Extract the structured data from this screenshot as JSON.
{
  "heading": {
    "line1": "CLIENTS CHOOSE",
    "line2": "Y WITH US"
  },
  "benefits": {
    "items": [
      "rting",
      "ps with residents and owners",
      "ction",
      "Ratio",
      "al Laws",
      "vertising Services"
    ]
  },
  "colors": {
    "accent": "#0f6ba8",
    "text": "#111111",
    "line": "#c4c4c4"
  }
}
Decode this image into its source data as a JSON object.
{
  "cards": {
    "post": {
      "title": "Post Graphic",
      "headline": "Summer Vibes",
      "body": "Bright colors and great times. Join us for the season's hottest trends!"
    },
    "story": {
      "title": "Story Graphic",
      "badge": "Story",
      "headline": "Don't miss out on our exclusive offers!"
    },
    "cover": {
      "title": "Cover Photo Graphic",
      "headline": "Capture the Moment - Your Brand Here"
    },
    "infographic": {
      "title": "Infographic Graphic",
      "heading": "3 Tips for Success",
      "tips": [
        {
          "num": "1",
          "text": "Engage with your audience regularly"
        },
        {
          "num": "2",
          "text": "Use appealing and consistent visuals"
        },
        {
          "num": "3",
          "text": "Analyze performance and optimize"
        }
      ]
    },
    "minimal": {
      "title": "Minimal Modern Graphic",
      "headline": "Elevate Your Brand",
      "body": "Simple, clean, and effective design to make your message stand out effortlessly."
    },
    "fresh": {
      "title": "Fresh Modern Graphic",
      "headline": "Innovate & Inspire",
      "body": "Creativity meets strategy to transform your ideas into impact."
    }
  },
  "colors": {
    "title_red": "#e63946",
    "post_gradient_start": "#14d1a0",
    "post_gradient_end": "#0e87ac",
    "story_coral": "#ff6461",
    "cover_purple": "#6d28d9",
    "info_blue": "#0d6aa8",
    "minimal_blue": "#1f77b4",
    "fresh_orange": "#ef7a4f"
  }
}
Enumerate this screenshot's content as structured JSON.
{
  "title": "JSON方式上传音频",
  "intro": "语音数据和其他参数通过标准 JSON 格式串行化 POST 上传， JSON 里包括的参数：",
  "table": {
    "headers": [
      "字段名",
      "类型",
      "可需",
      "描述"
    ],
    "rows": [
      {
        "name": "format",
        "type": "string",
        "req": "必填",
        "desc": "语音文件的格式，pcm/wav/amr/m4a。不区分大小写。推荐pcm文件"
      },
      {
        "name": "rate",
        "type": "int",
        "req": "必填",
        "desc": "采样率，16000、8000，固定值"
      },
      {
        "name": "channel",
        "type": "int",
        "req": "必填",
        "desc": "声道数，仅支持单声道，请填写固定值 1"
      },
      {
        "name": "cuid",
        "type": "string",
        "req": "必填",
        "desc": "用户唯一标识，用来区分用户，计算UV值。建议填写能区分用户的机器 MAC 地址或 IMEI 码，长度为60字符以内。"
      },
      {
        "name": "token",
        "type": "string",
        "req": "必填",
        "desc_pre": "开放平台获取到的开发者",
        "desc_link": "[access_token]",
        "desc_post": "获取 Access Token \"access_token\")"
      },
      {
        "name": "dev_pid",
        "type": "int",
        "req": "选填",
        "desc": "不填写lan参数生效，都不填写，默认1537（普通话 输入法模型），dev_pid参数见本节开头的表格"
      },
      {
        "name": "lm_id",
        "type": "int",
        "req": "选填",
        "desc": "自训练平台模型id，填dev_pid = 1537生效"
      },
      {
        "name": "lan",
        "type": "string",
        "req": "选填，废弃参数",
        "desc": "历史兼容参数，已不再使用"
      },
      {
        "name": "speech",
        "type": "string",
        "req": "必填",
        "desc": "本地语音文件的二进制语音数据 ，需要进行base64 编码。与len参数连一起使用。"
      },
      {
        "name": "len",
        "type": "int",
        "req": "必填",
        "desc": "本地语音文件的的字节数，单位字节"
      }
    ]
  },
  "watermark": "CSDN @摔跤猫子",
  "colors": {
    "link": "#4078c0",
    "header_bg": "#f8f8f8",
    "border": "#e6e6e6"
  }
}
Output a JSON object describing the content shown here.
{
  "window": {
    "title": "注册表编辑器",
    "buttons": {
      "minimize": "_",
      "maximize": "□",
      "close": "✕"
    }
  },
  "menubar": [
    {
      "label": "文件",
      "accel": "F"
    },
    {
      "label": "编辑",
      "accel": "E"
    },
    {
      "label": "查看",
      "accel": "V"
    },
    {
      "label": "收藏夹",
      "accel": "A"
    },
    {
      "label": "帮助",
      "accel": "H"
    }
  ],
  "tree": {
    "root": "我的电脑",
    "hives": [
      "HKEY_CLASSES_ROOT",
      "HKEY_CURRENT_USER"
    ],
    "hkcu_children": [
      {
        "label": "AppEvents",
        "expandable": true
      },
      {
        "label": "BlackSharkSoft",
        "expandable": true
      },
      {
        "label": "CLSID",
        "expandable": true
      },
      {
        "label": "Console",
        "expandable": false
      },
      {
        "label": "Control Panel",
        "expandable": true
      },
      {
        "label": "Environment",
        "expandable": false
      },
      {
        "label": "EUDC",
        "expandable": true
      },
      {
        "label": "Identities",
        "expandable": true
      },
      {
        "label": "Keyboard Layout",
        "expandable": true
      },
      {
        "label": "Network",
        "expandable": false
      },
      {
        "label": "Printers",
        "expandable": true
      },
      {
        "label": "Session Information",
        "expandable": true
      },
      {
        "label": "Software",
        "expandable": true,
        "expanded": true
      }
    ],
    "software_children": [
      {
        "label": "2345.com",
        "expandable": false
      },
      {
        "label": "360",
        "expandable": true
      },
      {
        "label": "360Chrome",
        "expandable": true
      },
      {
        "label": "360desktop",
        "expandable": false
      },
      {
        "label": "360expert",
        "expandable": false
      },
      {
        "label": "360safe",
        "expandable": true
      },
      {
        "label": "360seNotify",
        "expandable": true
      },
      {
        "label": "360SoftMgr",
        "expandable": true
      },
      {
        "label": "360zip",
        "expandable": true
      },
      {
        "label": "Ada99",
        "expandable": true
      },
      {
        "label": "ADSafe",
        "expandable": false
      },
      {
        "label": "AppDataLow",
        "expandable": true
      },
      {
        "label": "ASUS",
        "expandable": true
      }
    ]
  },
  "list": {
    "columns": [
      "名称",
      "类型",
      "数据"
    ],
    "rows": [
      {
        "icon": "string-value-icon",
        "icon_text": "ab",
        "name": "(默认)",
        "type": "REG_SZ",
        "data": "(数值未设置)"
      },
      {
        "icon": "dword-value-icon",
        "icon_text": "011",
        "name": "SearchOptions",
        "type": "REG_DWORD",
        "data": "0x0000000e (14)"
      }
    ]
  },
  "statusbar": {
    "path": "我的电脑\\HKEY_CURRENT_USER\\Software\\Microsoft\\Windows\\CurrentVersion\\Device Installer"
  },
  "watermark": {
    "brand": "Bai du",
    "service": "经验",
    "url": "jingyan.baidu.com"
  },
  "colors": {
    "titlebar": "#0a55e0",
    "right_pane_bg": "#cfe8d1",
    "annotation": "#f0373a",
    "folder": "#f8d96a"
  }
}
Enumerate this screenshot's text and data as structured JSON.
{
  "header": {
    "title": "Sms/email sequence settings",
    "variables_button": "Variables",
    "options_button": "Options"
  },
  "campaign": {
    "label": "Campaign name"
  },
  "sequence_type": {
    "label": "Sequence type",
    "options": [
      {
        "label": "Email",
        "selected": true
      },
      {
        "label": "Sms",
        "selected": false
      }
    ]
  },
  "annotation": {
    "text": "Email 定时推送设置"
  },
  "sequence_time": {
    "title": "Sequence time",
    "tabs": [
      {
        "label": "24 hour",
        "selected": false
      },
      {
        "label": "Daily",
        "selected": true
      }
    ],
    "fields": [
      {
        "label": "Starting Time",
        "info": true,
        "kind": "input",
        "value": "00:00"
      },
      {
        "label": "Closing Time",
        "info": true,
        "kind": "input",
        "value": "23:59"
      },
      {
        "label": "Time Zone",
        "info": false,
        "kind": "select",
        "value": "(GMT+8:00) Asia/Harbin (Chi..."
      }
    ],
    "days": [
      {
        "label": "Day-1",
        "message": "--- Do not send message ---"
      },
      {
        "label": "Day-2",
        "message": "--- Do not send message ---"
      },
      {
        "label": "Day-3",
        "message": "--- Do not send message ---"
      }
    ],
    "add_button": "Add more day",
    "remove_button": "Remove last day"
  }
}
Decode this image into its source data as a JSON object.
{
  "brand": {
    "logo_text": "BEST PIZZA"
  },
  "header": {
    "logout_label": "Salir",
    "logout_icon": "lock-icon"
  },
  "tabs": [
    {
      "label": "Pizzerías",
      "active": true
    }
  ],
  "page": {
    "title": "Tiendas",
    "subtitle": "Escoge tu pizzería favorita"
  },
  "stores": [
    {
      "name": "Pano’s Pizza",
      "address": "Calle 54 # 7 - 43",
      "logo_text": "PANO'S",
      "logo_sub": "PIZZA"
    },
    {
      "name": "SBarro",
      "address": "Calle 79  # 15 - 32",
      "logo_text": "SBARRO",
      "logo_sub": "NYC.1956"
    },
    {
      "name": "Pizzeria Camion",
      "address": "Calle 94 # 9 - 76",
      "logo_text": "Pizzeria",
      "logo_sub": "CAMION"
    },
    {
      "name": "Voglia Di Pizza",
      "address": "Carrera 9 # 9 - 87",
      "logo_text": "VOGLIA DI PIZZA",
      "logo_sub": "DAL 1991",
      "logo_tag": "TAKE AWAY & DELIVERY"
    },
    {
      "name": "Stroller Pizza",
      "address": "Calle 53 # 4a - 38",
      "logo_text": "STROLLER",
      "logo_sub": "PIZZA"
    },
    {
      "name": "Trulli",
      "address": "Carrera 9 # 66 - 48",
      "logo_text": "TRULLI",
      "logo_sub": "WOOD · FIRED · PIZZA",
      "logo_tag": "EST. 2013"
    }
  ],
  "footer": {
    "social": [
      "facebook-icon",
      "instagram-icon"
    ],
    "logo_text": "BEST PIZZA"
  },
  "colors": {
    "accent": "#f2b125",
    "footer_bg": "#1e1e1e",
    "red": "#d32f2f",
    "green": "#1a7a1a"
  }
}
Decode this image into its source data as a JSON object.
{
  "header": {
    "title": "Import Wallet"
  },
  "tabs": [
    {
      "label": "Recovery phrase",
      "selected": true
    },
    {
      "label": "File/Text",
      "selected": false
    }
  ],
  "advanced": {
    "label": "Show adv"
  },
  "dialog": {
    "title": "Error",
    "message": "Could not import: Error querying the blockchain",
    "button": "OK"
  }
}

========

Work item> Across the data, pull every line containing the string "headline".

Response to the task>
      "headline": "Summer Vibes",
      "headline": "Don't miss out on our exclusive offers!"
      "headline": "Capture the Moment - Your Brand Here"
      "headline": "Elevate Your Brand",
      "headline": "Innovate & Inspire",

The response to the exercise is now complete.